=== Records for this exercise ===
*** Block opens ***

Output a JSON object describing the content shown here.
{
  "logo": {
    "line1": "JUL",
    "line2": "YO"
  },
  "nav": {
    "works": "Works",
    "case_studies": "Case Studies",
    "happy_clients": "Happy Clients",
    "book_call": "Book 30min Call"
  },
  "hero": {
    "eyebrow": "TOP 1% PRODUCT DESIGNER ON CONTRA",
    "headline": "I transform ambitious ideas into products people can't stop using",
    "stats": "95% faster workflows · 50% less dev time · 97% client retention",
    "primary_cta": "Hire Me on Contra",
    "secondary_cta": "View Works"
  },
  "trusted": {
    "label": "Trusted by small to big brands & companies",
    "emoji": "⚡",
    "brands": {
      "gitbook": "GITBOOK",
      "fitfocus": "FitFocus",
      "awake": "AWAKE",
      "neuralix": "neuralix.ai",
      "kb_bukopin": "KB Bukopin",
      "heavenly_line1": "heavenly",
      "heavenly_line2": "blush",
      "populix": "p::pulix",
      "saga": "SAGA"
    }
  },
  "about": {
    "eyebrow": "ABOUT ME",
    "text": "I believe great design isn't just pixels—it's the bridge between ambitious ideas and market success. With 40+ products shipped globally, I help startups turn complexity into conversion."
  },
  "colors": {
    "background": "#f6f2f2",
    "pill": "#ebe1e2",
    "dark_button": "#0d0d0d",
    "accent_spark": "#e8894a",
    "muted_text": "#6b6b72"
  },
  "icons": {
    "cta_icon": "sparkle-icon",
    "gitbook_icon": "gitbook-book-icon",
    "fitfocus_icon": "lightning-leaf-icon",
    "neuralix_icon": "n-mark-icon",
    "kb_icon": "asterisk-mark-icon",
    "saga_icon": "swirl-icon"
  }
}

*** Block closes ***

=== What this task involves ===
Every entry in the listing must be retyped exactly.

=== Result of this task ===
Output a JSON object describing the content shown here.
{
  "logo": {
    "line1": "JUL",
    "line2": "YO"
  },
  "nav": {
    "works": "Works",
    "case_studies": "Case Studies",
    "happy_clients": "Happy Clients",
    "book_call": "Book 30min Call"
  },
  "hero": {
    "eyebrow": "TOP 1% PRODUCT DESIGNER ON CONTRA",
    "headline": "I transform ambitious ideas into products people can't stop using",
    "stats": "95% faster workflows · 50% less dev time · 97% client retention",
    "primary_cta": "Hire Me on Contra",
    "secondary_cta": "View Works"
  },
  "trusted": {
    "label": "Trusted by small to big brands & companies",
    "emoji": "⚡",
    "brands": {
      "gitbook": "GITBOOK",
      "fitfocus": "FitFocus",
      "awake": "AWAKE",
      "neuralix": "neuralix.ai",
      "kb_bukopin": "KB Bukopin",
      "heavenly_line1": "heavenly",
      "heavenly_line2": "blush",
      "populix": "p::pulix",
      "saga": "SAGA"
    }
  },
  "about": {
    "eyebrow": "ABOUT ME",
    "text": "I believe great design isn't just pixels—it's the bridge between ambitious ideas and market success. With 40+ products shipped globally, I help startups turn complexity into conversion."
  },
  "colors": {
    "background": "#f6f2f2",
    "pill": "#ebe1e2",
    "dark_button": "#0d0d0d",
    "accent_spark": "#e8894a",
    "muted_text": "#6b6b72"
  },
  "icons": {
    "cta_icon": "sparkle-icon",
    "gitbook_icon": "gitbook-book-icon",
    "fitfocus_icon": "lightning-leaf-icon",
    "neuralix_icon": "n-mark-icon",
    "kb_icon": "asterisk-mark-icon",
    "saga_icon": "swirl-icon"
  }
}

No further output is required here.